An inside look at Rick Siskey and one of Charlotte’s biggest frauds
The trustee unraveling the Rick Siskey Ponzi scheme case has reached an agreement with Siskey’s widow to turn over $15 million in insurance money in order to make partial payments to victims.
In a court filing late Saturday, trustee Joe Grier asked the federal bankruptcy court to grant a motion allowing the agreement to be carried out.
Siskey, 58, took his own life in December 2016, days after court filings gave the first public indication that he was under investigation for fraud. An FBI affidavit unsealed weeks later alleged that Siskey – who long sold insurance and other financial products to Charlotte clients – was operating a Ponzi scheme for years.
Grier and his team are sorting through claims from investors and accumulating assets that can be distributed to them. So far, however, the victims – who put more than $50 million into the scheme – have yet to receive any money back in the bankruptcy court process.
Siskey’s widow, Diane, received $47 million in insurance money after her husband’s death and has pledged to provide $37.5 million to investors. But so far she has not reached an agreement to turn the money over more than a year after the bankruptcy case began. The new agreement would provide a boost to investors, especially those who lost retirement savings.
Under the agreement filed Saturday evening, Diane Siskey proposes to pay $2.225 million of the money to home builder Michael Salamone to resolve payments owed under four promissory notes.
The remaining $12.75 million would be used to pay bankruptcy estate administrative expenses allowed by the court and to fund an interim payment to Ponzi scheme claimants. No distribution would be made, however, to a private equity firm called Stone Street Partners and two of its employees, who have filed a lawsuit against Diane Siskey and other parties.
Stone Street, formerly known as Siskey Capital, once counted Rick Siskey as one of its principals. The firm’s lawsuit has said others at Stone Street were unaware of Siskey’s illegal activities, and they are now seeking damages because of the harm to their reputations, careers and future income from being associated with Siskey.
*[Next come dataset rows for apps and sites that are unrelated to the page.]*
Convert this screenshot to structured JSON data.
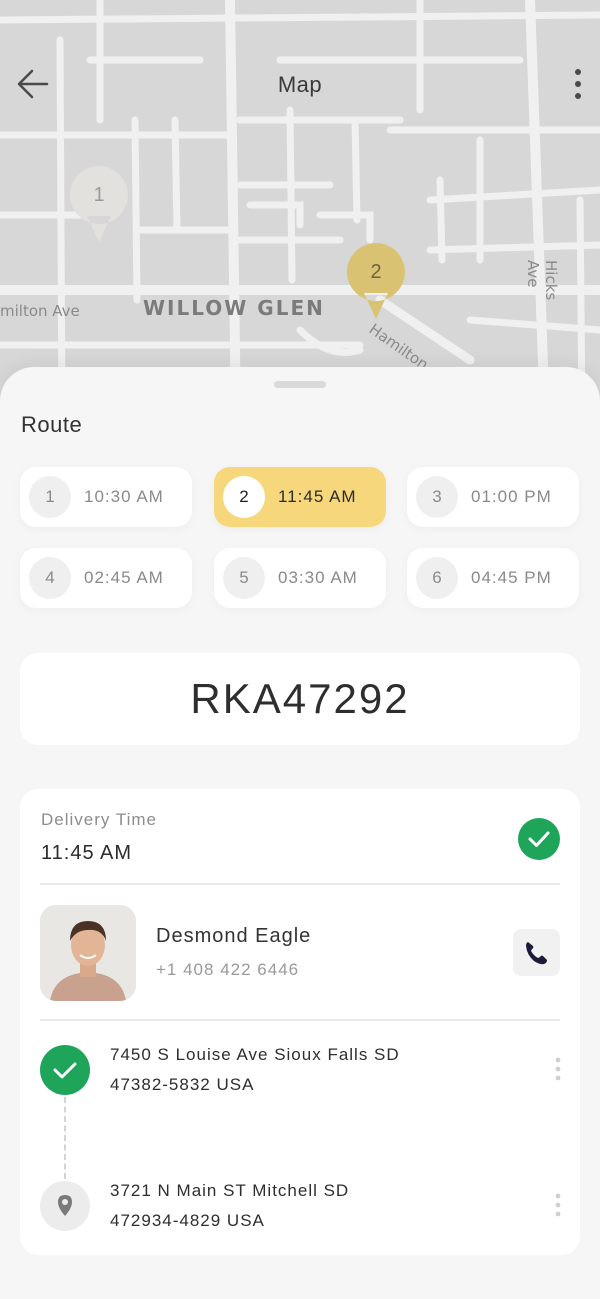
{
  "header": {
    "title": "Map"
  },
  "map": {
    "labels": {
      "district": "WILLOW GLEN",
      "street_left": "milton Ave",
      "street_right": "Hamilton Av",
      "street_vertical": "Hicks Ave"
    },
    "pins": [
      {
        "number": "1",
        "color": "#e3e1de"
      },
      {
        "number": "2",
        "color": "#d9c373"
      }
    ]
  },
  "route": {
    "title": "Route",
    "slots": [
      {
        "number": "1",
        "time": "10:30 AM",
        "active": false
      },
      {
        "number": "2",
        "time": "11:45 AM",
        "active": true
      },
      {
        "number": "3",
        "time": "01:00 PM",
        "active": false
      },
      {
        "number": "4",
        "time": "02:45 AM",
        "active": false
      },
      {
        "number": "5",
        "time": "03:30 AM",
        "active": false
      },
      {
        "number": "6",
        "time": "04:45 PM",
        "active": false
      }
    ],
    "active_color": "#f6d77b"
  },
  "order": {
    "code": "RKA47292"
  },
  "delivery": {
    "label": "Delivery Time",
    "time": "11:45 AM",
    "status_icon": "check-circle-icon",
    "status_color": "#1fa55a"
  },
  "contact": {
    "name": "Desmond Eagle",
    "phone": "+1 408 422 6446",
    "call_icon": "phone-icon"
  },
  "stops": [
    {
      "line1": "7450 S Louise Ave Sioux Falls SD",
      "line2": "47382-5832 USA",
      "icon": "check-icon",
      "done": true
    },
    {
      "line1": "3721 N Main ST Mitchell SD",
      "line2": "472934-4829 USA",
      "icon": "location-pin-icon",
      "done": false
    }
  ]
}
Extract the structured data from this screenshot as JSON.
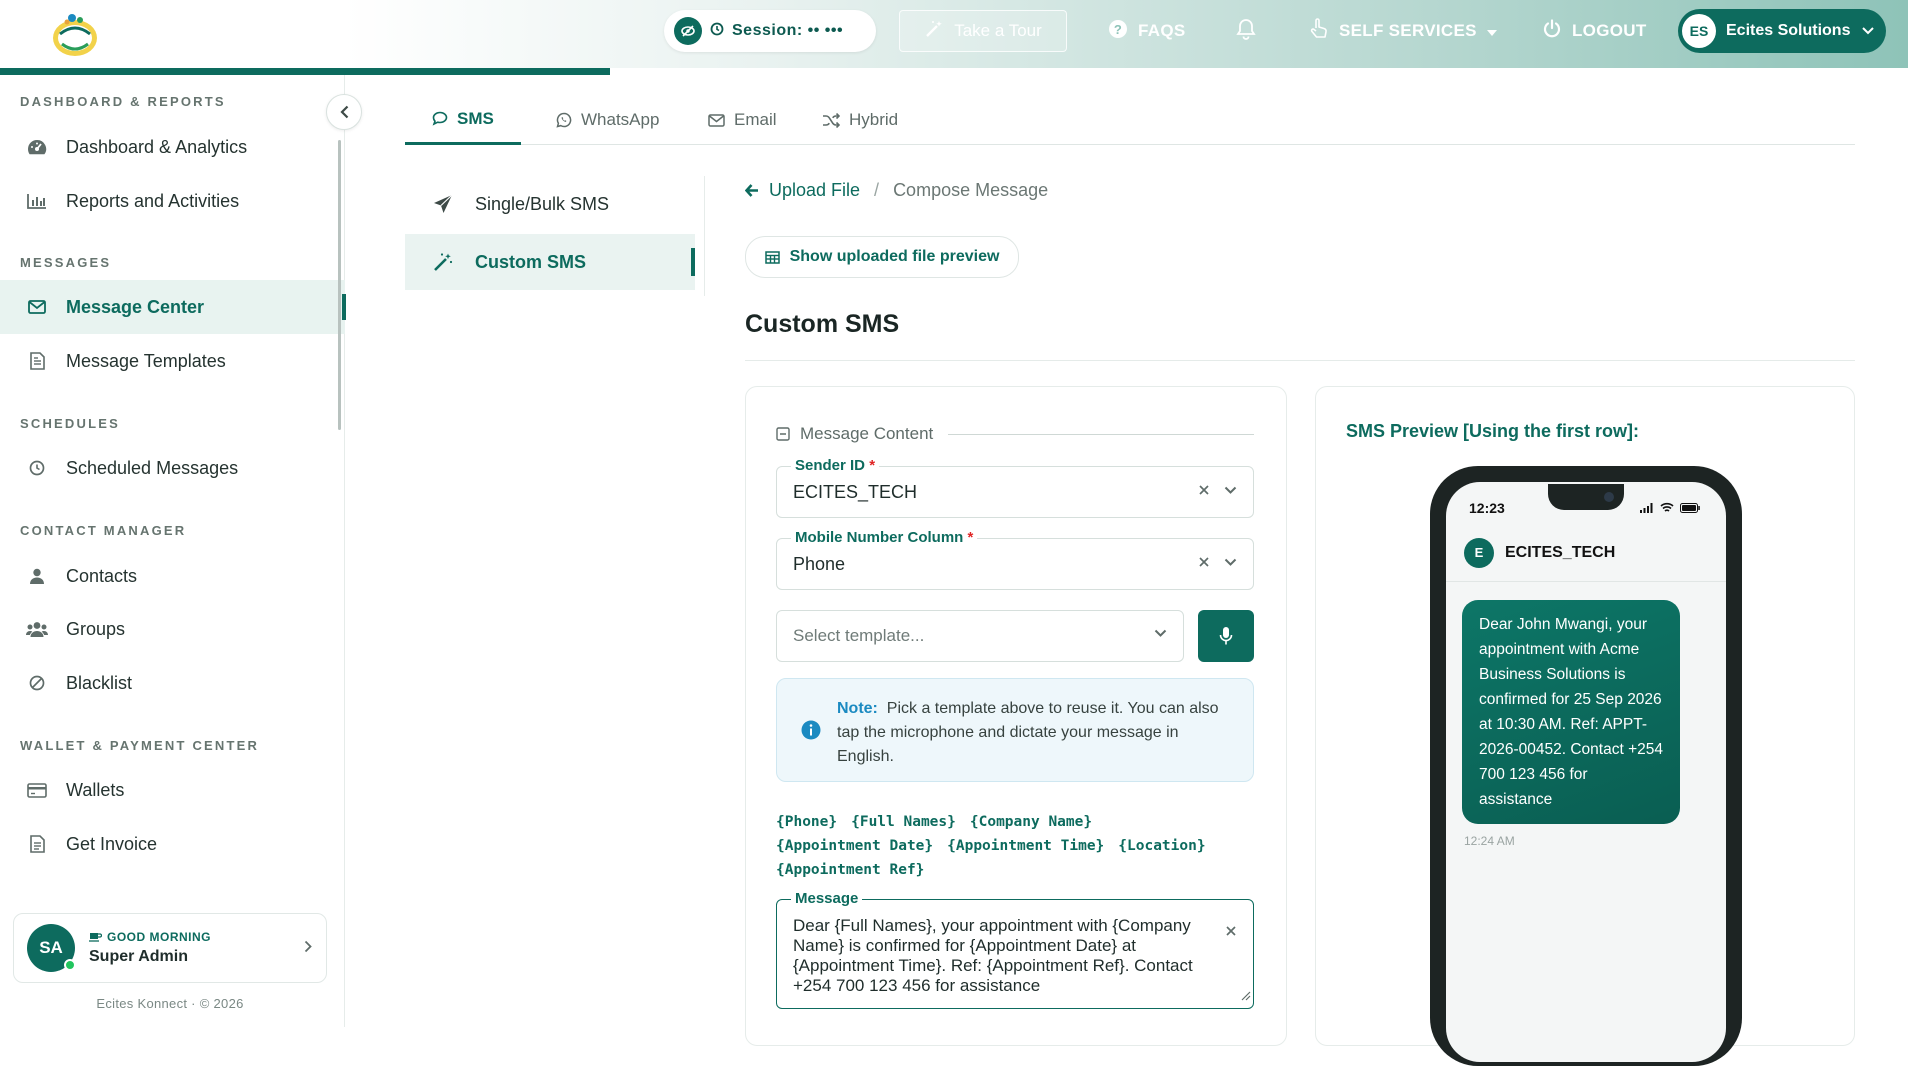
{
  "header": {
    "session_label": "Session: •• •••",
    "tour_label": "Take a Tour",
    "faqs_label": "FAQS",
    "self_services_label": "SELF SERVICES",
    "logout_label": "LOGOUT",
    "user_initials": "ES",
    "user_name": "Ecites Solutions",
    "icons": [
      "eye-slash-icon",
      "clock-icon",
      "magic-wand-icon",
      "question-circle-icon",
      "bell-icon",
      "hand-pointer-icon",
      "caret-down-icon",
      "power-icon",
      "chevron-down-icon"
    ]
  },
  "sidebar": {
    "sections": [
      {
        "title": "DASHBOARD & REPORTS",
        "items": [
          {
            "label": "Dashboard & Analytics",
            "icon": "gauge-icon"
          },
          {
            "label": "Reports and Activities",
            "icon": "bar-chart-icon"
          }
        ]
      },
      {
        "title": "MESSAGES",
        "items": [
          {
            "label": "Message Center",
            "icon": "envelope-icon",
            "active": true
          },
          {
            "label": "Message Templates",
            "icon": "file-text-icon"
          }
        ]
      },
      {
        "title": "SCHEDULES",
        "items": [
          {
            "label": "Scheduled Messages",
            "icon": "clock-icon"
          }
        ]
      },
      {
        "title": "CONTACT MANAGER",
        "items": [
          {
            "label": "Contacts",
            "icon": "user-icon"
          },
          {
            "label": "Groups",
            "icon": "users-icon"
          },
          {
            "label": "Blacklist",
            "icon": "ban-icon"
          }
        ]
      },
      {
        "title": "WALLET & PAYMENT CENTER",
        "items": [
          {
            "label": "Wallets",
            "icon": "credit-card-icon"
          },
          {
            "label": "Get Invoice",
            "icon": "invoice-icon"
          }
        ]
      }
    ],
    "user": {
      "initials": "SA",
      "greeting": "GOOD MORNING",
      "name": "Super Admin"
    },
    "copyright": "Ecites Konnect · © 2026"
  },
  "tabs": [
    {
      "label": "SMS",
      "icon": "comment-icon",
      "active": true
    },
    {
      "label": "WhatsApp",
      "icon": "whatsapp-icon"
    },
    {
      "label": "Email",
      "icon": "envelope-icon"
    },
    {
      "label": "Hybrid",
      "icon": "shuffle-icon"
    }
  ],
  "submenu": [
    {
      "label": "Single/Bulk SMS",
      "icon": "paper-plane-icon"
    },
    {
      "label": "Custom SMS",
      "icon": "magic-wand-icon",
      "active": true
    }
  ],
  "breadcrumb": {
    "back_label": "Upload File",
    "current": "Compose Message"
  },
  "preview_button_label": "Show uploaded file preview",
  "page_title": "Custom SMS",
  "form": {
    "legend": "Message Content",
    "sender_label": "Sender ID",
    "sender_value": "ECITES_TECH",
    "mobile_label": "Mobile Number Column",
    "mobile_value": "Phone",
    "template_placeholder": "Select template...",
    "note_label": "Note:",
    "note_text": "Pick a template above to reuse it. You can also tap the microphone and dictate your message in English.",
    "placeholders": [
      "{Phone}",
      "{Full Names}",
      "{Company Name}",
      "{Appointment Date}",
      "{Appointment Time}",
      "{Location}",
      "{Appointment Ref}"
    ],
    "message_label": "Message",
    "message_value": "Dear {Full Names}, your appointment with {Company Name} is confirmed for {Appointment Date} at {Appointment Time}. Ref: {Appointment Ref}. Contact +254 700 123 456 for assistance"
  },
  "preview": {
    "title": "SMS Preview [Using the first row]:",
    "status_time": "12:23",
    "sender_initial": "E",
    "sender": "ECITES_TECH",
    "message": "Dear John Mwangi, your appointment with Acme Business Solutions is confirmed for 25 Sep 2026 at 10:30 AM. Ref: APPT-2026-00452. Contact +254 700 123 456 for assistance",
    "message_time": "12:24 AM"
  },
  "colors": {
    "brand": "#0d6b5e",
    "info": "#1b8ac1",
    "required": "#e02424"
  }
}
Saturday’s filing does not provide specifics on what investors would receive but says if the agreement is approved the trustee “will be able, in short order, to propose an interim distribution to allowed claimants,” the filing says.
The agreement, the filing adds, “represents only a partial resolution of the disputes” between the trustee and Diane Siskey and “facilitates an interim, not final, distribution of the proceeds.” The trustee and Diane Siskey “are actively engaged in negotiations to reach a more comprehensive settlement that would bring this case closer to a full and final resolution,” the filing states.
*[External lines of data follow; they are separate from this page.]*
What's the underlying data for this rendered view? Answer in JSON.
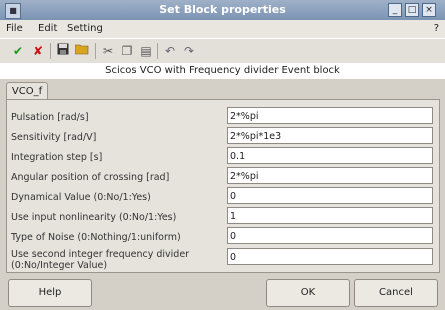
{
  "window": {
    "title": "Set Block properties"
  },
  "menu": {
    "file": "File",
    "edit": "Edit",
    "setting": "Setting",
    "help": "?"
  },
  "description": "Scicos VCO with Frequency divider Event block",
  "tab": "VCO_f",
  "rows": [
    {
      "label": "Pulsation [rad/s]",
      "value": "2*%pi"
    },
    {
      "label": "Sensitivity [rad/V]",
      "value": "2*%pi*1e3"
    },
    {
      "label": "Integration step [s]",
      "value": "0.1"
    },
    {
      "label": "Angular position of crossing [rad]",
      "value": "2*%pi"
    },
    {
      "label": "Dynamical Value (0:No/1:Yes)",
      "value": "0"
    },
    {
      "label": "Use input nonlinearity (0:No/1:Yes)",
      "value": "1"
    },
    {
      "label": "Type of Noise (0:Nothing/1:uniform)",
      "value": "0"
    },
    {
      "label": "Use second integer frequency divider",
      "label2": "(0:No/Integer Value)",
      "value": "0"
    }
  ],
  "buttons": {
    "help": "Help",
    "ok": "OK",
    "cancel": "Cancel"
  },
  "colors": {
    "titlebar": "#7b93b3",
    "panel": "#e6e3dd"
  }
}
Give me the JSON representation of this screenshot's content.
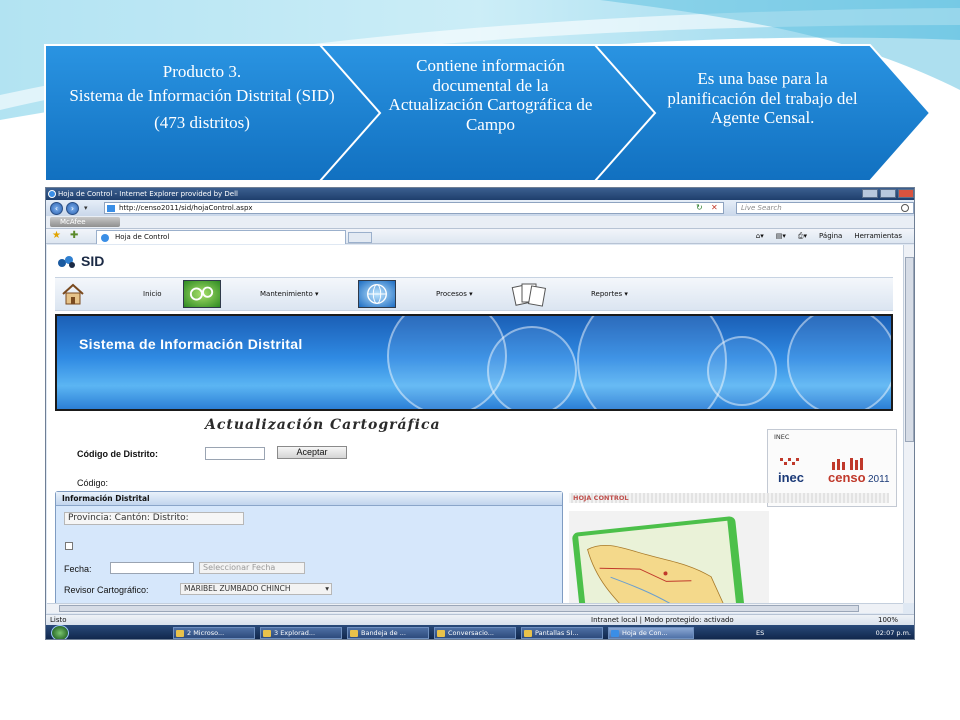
{
  "slide": {
    "chevron1": {
      "line1": "Producto 3.",
      "line2": "Sistema de Información Distrital (SID)",
      "line3": "(473 distritos)"
    },
    "chevron2": {
      "text": "Contiene información documental de la Actualización Cartográfica de Campo"
    },
    "chevron3": {
      "text": "Es una base para la planificación del trabajo del Agente Censal."
    },
    "colors": {
      "chevron": "#1b7fd1",
      "swoosh": "#8fd3ea"
    }
  },
  "browser": {
    "title": "Hoja de Control - Internet Explorer provided by Dell",
    "url": "http://censo2011/sid/hojaControl.aspx",
    "search_placeholder": "Live Search",
    "toolbar_brand": "McAfee",
    "tab_label": "Hoja de Control",
    "commands": {
      "page": "Página",
      "tools": "Herramientas"
    },
    "status": {
      "left": "Listo",
      "zone": "Intranet local | Modo protegido: activado",
      "zoom": "100%"
    }
  },
  "app": {
    "logo_text": "SID",
    "menu": [
      {
        "label": "Inicio",
        "icon": "home-icon"
      },
      {
        "label": "Mantenimiento",
        "icon": "gears-icon"
      },
      {
        "label": "Procesos",
        "icon": "globe-icon"
      },
      {
        "label": "Reportes",
        "icon": "documents-icon"
      }
    ],
    "banner_title": "Sistema de Información Distrital",
    "section_title": "Actualización Cartográfica",
    "codigo_distrito_label": "Código de Distrito:",
    "aceptar_button": "Aceptar",
    "codigo_label": "Código:",
    "info_panel": {
      "header": "Información Distrital",
      "location_label": "Provincia: Cantón: Distrito:",
      "fecha_label": "Fecha:",
      "seleccionar_fecha_button": "Seleccionar Fecha",
      "revisor_label": "Revisor Cartográfico:",
      "revisor_value": "MARIBEL ZUMBADO CHINCH"
    },
    "inec": {
      "label": "INEC",
      "logo_word1": "inec",
      "logo_word2": "censo",
      "logo_year": "2011"
    },
    "hoja_control_label": "HOJA CONTROL"
  },
  "taskbar": {
    "items": [
      {
        "label": "2 Microso...",
        "active": false
      },
      {
        "label": "3 Explorad...",
        "active": false
      },
      {
        "label": "Bandeja de ...",
        "active": false
      },
      {
        "label": "Conversacio...",
        "active": false
      },
      {
        "label": "Pantallas SI...",
        "active": false
      },
      {
        "label": "Hoja de Con...",
        "active": true
      }
    ],
    "lang": "ES",
    "clock": "02:07 p.m."
  }
}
Grier told the Observer that he hopes to make a distribution to victims equal to at least 30 percent of the “base claims” that he has previously determined for each creditor. These amounts are based on how much money investors put in and how much they received back from Siskey, excluding any promised returns. The trustee has said he hopes to return more than the base claims if assets are available.
Jim Smith, an attorney for Stone Street Partners, said he and his clients had not yet seen the motion, adding: “My clients’ greatest concern has always been and continues to be the repayment of the monies to the Siskey victims.”
An exhibit with Saturday’s filing says the agreement came at Diane Siskey’s request and is not an acknowledgment of culpability or liability. Thomas Walker, an attorney for Diane Siskey, said his client is “hopeful this interim distribution can be accomplished and will continue to cooperate with the trustee toward a resolution of this matter.”
The agreement comes days after Charlotte attorney Charles Monnett III, who represents victims, filed a request to interview Diane Siskey to “fully determine the extent of (her) knowledge of or participation in the Ponzi scheme, the source of any funds used to pay life insurance policy premiums from the time each policy was issued, as well as the existence of any other assets available for payment of claims of the estate.”
Monnett’s 13-page filing said that from 2001 until late 2016 Diane Siskey was employed by Wall Street Capitol, the financial services business started by her husband and affiliated with the MetLife insurance company. At one point, she was MetLife’s managing director for the Carolinas and was responsible for compliance functions in the two states, according to the filing.